▶ _YOUR ASSIGNMENT_: An exact copy of all the data is required.

[Data extracted from a collection]
□ □ □ □ □ □ □
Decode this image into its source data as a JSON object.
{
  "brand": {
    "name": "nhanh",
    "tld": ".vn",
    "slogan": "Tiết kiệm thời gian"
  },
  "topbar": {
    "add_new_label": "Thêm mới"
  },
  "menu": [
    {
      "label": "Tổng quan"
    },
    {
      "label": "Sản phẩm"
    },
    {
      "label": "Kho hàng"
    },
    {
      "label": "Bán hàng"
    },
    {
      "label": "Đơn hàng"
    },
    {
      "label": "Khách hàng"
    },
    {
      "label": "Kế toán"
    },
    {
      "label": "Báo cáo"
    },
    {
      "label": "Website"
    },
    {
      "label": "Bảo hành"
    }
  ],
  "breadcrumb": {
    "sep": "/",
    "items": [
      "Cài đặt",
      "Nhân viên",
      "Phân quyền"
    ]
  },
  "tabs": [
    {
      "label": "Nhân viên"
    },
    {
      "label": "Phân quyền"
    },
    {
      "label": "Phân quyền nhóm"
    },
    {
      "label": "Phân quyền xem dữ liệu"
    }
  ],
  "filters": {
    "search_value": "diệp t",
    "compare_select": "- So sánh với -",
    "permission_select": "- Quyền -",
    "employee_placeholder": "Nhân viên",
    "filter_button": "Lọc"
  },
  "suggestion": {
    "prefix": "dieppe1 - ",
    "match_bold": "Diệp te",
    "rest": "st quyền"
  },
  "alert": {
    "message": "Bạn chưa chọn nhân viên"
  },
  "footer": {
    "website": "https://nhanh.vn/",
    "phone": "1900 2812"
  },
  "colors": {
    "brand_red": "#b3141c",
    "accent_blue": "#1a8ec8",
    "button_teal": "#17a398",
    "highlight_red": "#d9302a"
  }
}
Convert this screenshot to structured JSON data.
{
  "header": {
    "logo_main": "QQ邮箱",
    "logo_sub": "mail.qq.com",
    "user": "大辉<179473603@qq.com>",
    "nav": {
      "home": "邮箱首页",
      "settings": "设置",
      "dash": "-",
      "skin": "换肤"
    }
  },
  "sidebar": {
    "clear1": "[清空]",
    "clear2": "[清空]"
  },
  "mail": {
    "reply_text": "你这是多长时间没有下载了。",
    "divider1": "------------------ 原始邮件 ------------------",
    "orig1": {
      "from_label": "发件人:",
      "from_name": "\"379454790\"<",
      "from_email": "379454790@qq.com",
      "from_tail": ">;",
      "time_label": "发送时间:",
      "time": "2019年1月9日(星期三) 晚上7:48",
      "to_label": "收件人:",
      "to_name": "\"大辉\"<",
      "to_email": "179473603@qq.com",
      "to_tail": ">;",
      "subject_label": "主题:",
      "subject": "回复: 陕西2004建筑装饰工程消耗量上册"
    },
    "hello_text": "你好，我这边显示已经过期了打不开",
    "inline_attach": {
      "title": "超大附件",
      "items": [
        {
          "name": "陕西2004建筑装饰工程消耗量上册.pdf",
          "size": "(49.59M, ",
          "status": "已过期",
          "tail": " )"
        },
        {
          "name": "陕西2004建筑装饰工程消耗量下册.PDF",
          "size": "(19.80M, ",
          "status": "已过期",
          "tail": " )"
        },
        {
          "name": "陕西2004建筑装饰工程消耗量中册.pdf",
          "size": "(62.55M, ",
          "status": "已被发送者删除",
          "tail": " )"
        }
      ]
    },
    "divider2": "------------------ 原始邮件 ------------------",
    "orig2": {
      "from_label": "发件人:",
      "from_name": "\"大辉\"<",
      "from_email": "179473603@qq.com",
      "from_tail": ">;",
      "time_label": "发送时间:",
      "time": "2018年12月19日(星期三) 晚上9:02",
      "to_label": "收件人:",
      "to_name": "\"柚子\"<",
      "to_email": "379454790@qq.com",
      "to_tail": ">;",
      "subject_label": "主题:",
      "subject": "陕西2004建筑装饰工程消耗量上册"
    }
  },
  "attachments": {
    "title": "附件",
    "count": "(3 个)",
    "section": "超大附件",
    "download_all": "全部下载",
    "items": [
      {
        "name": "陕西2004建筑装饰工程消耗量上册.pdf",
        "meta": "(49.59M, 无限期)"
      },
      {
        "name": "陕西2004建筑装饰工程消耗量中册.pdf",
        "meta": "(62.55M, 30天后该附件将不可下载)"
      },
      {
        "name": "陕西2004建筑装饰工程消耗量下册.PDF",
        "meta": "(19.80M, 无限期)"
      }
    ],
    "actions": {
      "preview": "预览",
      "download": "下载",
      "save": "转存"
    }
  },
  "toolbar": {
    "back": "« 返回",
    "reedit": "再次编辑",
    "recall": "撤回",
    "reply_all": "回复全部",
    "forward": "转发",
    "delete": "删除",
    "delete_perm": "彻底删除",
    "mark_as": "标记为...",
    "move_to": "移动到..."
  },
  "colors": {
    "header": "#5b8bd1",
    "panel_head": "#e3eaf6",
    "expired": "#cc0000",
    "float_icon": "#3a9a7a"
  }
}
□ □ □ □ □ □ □
▶ _RESPONSE BELOW_:
Decode this image into its source data as a JSON object.
{
  "brand": {
    "name": "nhanh",
    "tld": ".vn",
    "slogan": "Tiết kiệm thời gian"
  },
  "topbar": {
    "add_new_label": "Thêm mới"
  },
  "menu": [
    {
      "label": "Tổng quan"
    },
    {
      "label": "Sản phẩm"
    },
    {
      "label": "Kho hàng"
    },
    {
      "label": "Bán hàng"
    },
    {
      "label": "Đơn hàng"
    },
    {
      "label": "Khách hàng"
    },
    {
      "label": "Kế toán"
    },
    {
      "label": "Báo cáo"
    },
    {
      "label": "Website"
    },
    {
      "label": "Bảo hành"
    }
  ],
  "breadcrumb": {
    "sep": "/",
    "items": [
      "Cài đặt",
      "Nhân viên",
      "Phân quyền"
    ]
  },
  "tabs": [
    {
      "label": "Nhân viên"
    },
    {
      "label": "Phân quyền"
    },
    {
      "label": "Phân quyền nhóm"
    },
    {
      "label": "Phân quyền xem dữ liệu"
    }
  ],
  "filters": {
    "search_value": "diệp t",
    "compare_select": "- So sánh với -",
    "permission_select": "- Quyền -",
    "employee_placeholder": "Nhân viên",
    "filter_button": "Lọc"
  },
  "suggestion": {
    "prefix": "dieppe1 - ",
    "match_bold": "Diệp te",
    "rest": "st quyền"
  },
  "alert": {
    "message": "Bạn chưa chọn nhân viên"
  },
  "footer": {
    "website": "https://nhanh.vn/",
    "phone": "1900 2812"
  },
  "colors": {
    "brand_red": "#b3141c",
    "accent_blue": "#1a8ec8",
    "button_teal": "#17a398",
    "highlight_red": "#d9302a"
  }
}
Convert this screenshot to structured JSON data.
{
  "header": {
    "logo_main": "QQ邮箱",
    "logo_sub": "mail.qq.com",
    "user": "大辉<179473603@qq.com>",
    "nav": {
      "home": "邮箱首页",
      "settings": "设置",
      "dash": "-",
      "skin": "换肤"
    }
  },
  "sidebar": {
    "clear1": "[清空]",
    "clear2": "[清空]"
  },
  "mail": {
    "reply_text": "你这是多长时间没有下载了。",
    "divider1": "------------------ 原始邮件 ------------------",
    "orig1": {
      "from_label": "发件人:",
      "from_name": "\"379454790\"<",
      "from_email": "379454790@qq.com",
      "from_tail": ">;",
      "time_label": "发送时间:",
      "time": "2019年1月9日(星期三) 晚上7:48",
      "to_label": "收件人:",
      "to_name": "\"大辉\"<",
      "to_email": "179473603@qq.com",
      "to_tail": ">;",
      "subject_label": "主题:",
      "subject": "回复: 陕西2004建筑装饰工程消耗量上册"
    },
    "hello_text": "你好，我这边显示已经过期了打不开",
    "inline_attach": {
      "title": "超大附件",
      "items": [
        {
          "name": "陕西2004建筑装饰工程消耗量上册.pdf",
          "size": "(49.59M, ",
          "status": "已过期",
          "tail": " )"
        },
        {
          "name": "陕西2004建筑装饰工程消耗量下册.PDF",
          "size": "(19.80M, ",
          "status": "已过期",
          "tail": " )"
        },
        {
          "name": "陕西2004建筑装饰工程消耗量中册.pdf",
          "size": "(62.55M, ",
          "status": "已被发送者删除",
          "tail": " )"
        }
      ]
    },
    "divider2": "------------------ 原始邮件 ------------------",
    "orig2": {
      "from_label": "发件人:",
      "from_name": "\"大辉\"<",
      "from_email": "179473603@qq.com",
      "from_tail": ">;",
      "time_label": "发送时间:",
      "time": "2018年12月19日(星期三) 晚上9:02",
      "to_label": "收件人:",
      "to_name": "\"柚子\"<",
      "to_email": "379454790@qq.com",
      "to_tail": ">;",
      "subject_label": "主题:",
      "subject": "陕西2004建筑装饰工程消耗量上册"
    }
  },
  "attachments": {
    "title": "附件",
    "count": "(3 个)",
    "section": "超大附件",
    "download_all": "全部下载",
    "items": [
      {
        "name": "陕西2004建筑装饰工程消耗量上册.pdf",
        "meta": "(49.59M, 无限期)"
      },
      {
        "name": "陕西2004建筑装饰工程消耗量中册.pdf",
        "meta": "(62.55M, 30天后该附件将不可下载)"
      },
      {
        "name": "陕西2004建筑装饰工程消耗量下册.PDF",
        "meta": "(19.80M, 无限期)"
      }
    ],
    "actions": {
      "preview": "预览",
      "download": "下载",
      "save": "转存"
    }
  },
  "toolbar": {
    "back": "« 返回",
    "reedit": "再次编辑",
    "recall": "撤回",
    "reply_all": "回复全部",
    "forward": "转发",
    "delete": "删除",
    "delete_perm": "彻底删除",
    "mark_as": "标记为...",
    "move_to": "移动到..."
  },
  "colors": {
    "header": "#5b8bd1",
    "panel_head": "#e3eaf6",
    "expired": "#cc0000",
    "float_icon": "#3a9a7a"
  }
}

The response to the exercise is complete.